[DATA FOR PROCESSING]

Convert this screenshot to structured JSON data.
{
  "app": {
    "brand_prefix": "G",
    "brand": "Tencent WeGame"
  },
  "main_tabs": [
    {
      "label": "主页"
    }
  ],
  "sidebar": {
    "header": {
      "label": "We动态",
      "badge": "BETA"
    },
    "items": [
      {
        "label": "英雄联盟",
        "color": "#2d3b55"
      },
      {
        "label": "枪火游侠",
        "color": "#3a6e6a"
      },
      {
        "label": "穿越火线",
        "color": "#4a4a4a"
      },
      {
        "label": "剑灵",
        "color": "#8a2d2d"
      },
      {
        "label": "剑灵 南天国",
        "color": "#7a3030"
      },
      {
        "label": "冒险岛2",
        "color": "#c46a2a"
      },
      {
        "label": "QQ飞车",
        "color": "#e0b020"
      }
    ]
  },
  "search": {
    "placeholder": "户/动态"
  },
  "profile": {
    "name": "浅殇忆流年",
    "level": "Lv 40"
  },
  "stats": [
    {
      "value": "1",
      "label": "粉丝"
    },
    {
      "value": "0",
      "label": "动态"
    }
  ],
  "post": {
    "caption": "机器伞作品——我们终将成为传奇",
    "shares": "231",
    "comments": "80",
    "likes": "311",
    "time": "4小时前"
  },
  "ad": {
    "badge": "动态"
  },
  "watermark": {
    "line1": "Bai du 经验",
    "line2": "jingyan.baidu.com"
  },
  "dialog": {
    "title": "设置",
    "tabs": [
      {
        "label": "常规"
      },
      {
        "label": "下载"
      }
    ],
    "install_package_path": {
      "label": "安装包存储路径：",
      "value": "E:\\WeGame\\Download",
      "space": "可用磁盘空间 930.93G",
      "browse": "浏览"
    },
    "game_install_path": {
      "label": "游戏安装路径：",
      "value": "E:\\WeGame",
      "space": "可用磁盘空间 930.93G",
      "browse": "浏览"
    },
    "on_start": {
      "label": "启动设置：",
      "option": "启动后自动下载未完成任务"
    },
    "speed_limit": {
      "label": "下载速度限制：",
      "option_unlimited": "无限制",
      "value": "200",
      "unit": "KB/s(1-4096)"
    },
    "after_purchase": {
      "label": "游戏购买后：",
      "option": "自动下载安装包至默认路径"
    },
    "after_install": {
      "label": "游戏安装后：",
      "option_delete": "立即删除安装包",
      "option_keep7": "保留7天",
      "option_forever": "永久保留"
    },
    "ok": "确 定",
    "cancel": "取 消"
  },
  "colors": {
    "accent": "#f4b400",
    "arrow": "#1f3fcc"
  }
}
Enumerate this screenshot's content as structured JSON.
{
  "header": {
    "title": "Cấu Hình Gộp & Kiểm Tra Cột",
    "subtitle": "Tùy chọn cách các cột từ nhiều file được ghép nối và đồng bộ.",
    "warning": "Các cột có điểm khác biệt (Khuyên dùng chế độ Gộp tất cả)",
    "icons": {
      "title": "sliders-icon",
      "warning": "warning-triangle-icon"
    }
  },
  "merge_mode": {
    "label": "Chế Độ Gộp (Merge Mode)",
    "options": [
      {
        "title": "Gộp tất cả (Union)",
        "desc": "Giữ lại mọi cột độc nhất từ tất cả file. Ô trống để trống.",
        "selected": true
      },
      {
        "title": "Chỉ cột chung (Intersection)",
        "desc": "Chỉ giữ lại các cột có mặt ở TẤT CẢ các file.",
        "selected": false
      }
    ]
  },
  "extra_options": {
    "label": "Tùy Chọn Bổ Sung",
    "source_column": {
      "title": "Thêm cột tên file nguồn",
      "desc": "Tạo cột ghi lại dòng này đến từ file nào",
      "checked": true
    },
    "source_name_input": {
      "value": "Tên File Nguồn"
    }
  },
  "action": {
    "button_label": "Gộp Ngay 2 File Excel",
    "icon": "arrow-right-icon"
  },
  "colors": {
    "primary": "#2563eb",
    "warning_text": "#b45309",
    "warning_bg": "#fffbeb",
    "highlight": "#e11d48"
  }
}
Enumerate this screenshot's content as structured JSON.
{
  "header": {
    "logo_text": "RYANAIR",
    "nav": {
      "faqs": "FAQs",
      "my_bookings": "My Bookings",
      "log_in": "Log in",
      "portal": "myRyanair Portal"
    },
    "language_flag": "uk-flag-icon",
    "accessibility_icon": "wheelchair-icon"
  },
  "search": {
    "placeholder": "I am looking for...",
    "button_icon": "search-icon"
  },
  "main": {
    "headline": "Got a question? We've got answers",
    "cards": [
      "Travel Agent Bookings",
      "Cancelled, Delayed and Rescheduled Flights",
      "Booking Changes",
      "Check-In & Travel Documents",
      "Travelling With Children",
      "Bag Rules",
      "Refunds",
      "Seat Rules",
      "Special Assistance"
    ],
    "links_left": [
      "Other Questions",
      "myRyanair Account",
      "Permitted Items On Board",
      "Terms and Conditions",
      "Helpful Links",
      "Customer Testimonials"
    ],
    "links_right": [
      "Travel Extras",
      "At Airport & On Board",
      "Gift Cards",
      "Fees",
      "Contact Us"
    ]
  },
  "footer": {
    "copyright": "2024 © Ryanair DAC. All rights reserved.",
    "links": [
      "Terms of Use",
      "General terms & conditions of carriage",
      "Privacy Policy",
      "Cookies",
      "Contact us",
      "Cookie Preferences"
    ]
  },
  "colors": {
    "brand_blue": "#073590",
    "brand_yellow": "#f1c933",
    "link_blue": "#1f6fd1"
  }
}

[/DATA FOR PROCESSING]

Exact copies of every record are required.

**RESPONSE TO THE EXERCISE:**
Convert this screenshot to structured JSON data.
{
  "app": {
    "brand_prefix": "G",
    "brand": "Tencent WeGame"
  },
  "main_tabs": [
    {
      "label": "主页"
    }
  ],
  "sidebar": {
    "header": {
      "label": "We动态",
      "badge": "BETA"
    },
    "items": [
      {
        "label": "英雄联盟",
        "color": "#2d3b55"
      },
      {
        "label": "枪火游侠",
        "color": "#3a6e6a"
      },
      {
        "label": "穿越火线",
        "color": "#4a4a4a"
      },
      {
        "label": "剑灵",
        "color": "#8a2d2d"
      },
      {
        "label": "剑灵 南天国",
        "color": "#7a3030"
      },
      {
        "label": "冒险岛2",
        "color": "#c46a2a"
      },
      {
        "label": "QQ飞车",
        "color": "#e0b020"
      }
    ]
  },
  "search": {
    "placeholder": "户/动态"
  },
  "profile": {
    "name": "浅殇忆流年",
    "level": "Lv 40"
  },
  "stats": [
    {
      "value": "1",
      "label": "粉丝"
    },
    {
      "value": "0",
      "label": "动态"
    }
  ],
  "post": {
    "caption": "机器伞作品——我们终将成为传奇",
    "shares": "231",
    "comments": "80",
    "likes": "311",
    "time": "4小时前"
  },
  "ad": {
    "badge": "动态"
  },
  "watermark": {
    "line1": "Bai du 经验",
    "line2": "jingyan.baidu.com"
  },
  "dialog": {
    "title": "设置",
    "tabs": [
      {
        "label": "常规"
      },
      {
        "label": "下载"
      }
    ],
    "install_package_path": {
      "label": "安装包存储路径：",
      "value": "E:\\WeGame\\Download",
      "space": "可用磁盘空间 930.93G",
      "browse": "浏览"
    },
    "game_install_path": {
      "label": "游戏安装路径：",
      "value": "E:\\WeGame",
      "space": "可用磁盘空间 930.93G",
      "browse": "浏览"
    },
    "on_start": {
      "label": "启动设置：",
      "option": "启动后自动下载未完成任务"
    },
    "speed_limit": {
      "label": "下载速度限制：",
      "option_unlimited": "无限制",
      "value": "200",
      "unit": "KB/s(1-4096)"
    },
    "after_purchase": {
      "label": "游戏购买后：",
      "option": "自动下载安装包至默认路径"
    },
    "after_install": {
      "label": "游戏安装后：",
      "option_delete": "立即删除安装包",
      "option_keep7": "保留7天",
      "option_forever": "永久保留"
    },
    "ok": "确 定",
    "cancel": "取 消"
  },
  "colors": {
    "accent": "#f4b400",
    "arrow": "#1f3fcc"
  }
}
Enumerate this screenshot's content as structured JSON.
{
  "header": {
    "title": "Cấu Hình Gộp & Kiểm Tra Cột",
    "subtitle": "Tùy chọn cách các cột từ nhiều file được ghép nối và đồng bộ.",
    "warning": "Các cột có điểm khác biệt (Khuyên dùng chế độ Gộp tất cả)",
    "icons": {
      "title": "sliders-icon",
      "warning": "warning-triangle-icon"
    }
  },
  "merge_mode": {
    "label": "Chế Độ Gộp (Merge Mode)",
    "options": [
      {
        "title": "Gộp tất cả (Union)",
        "desc": "Giữ lại mọi cột độc nhất từ tất cả file. Ô trống để trống.",
        "selected": true
      },
      {
        "title": "Chỉ cột chung (Intersection)",
        "desc": "Chỉ giữ lại các cột có mặt ở TẤT CẢ các file.",
        "selected": false
      }
    ]
  },
  "extra_options": {
    "label": "Tùy Chọn Bổ Sung",
    "source_column": {
      "title": "Thêm cột tên file nguồn",
      "desc": "Tạo cột ghi lại dòng này đến từ file nào",
      "checked": true
    },
    "source_name_input": {
      "value": "Tên File Nguồn"
    }
  },
  "action": {
    "button_label": "Gộp Ngay 2 File Excel",
    "icon": "arrow-right-icon"
  },
  "colors": {
    "primary": "#2563eb",
    "warning_text": "#b45309",
    "warning_bg": "#fffbeb",
    "highlight": "#e11d48"
  }
}
Enumerate this screenshot's content as structured JSON.
{
  "header": {
    "logo_text": "RYANAIR",
    "nav": {
      "faqs": "FAQs",
      "my_bookings": "My Bookings",
      "log_in": "Log in",
      "portal": "myRyanair Portal"
    },
    "language_flag": "uk-flag-icon",
    "accessibility_icon": "wheelchair-icon"
  },
  "search": {
    "placeholder": "I am looking for...",
    "button_icon": "search-icon"
  },
  "main": {
    "headline": "Got a question? We've got answers",
    "cards": [
      "Travel Agent Bookings",
      "Cancelled, Delayed and Rescheduled Flights",
      "Booking Changes",
      "Check-In & Travel Documents",
      "Travelling With Children",
      "Bag Rules",
      "Refunds",
      "Seat Rules",
      "Special Assistance"
    ],
    "links_left": [
      "Other Questions",
      "myRyanair Account",
      "Permitted Items On Board",
      "Terms and Conditions",
      "Helpful Links",
      "Customer Testimonials"
    ],
    "links_right": [
      "Travel Extras",
      "At Airport & On Board",
      "Gift Cards",
      "Fees",
      "Contact Us"
    ]
  },
  "footer": {
    "copyright": "2024 © Ryanair DAC. All rights reserved.",
    "links": [
      "Terms of Use",
      "General terms & conditions of carriage",
      "Privacy Policy",
      "Cookies",
      "Contact us",
      "Cookie Preferences"
    ]
  },
  "colors": {
    "brand_blue": "#073590",
    "brand_yellow": "#f1c933",
    "link_blue": "#1f6fd1"
  }
}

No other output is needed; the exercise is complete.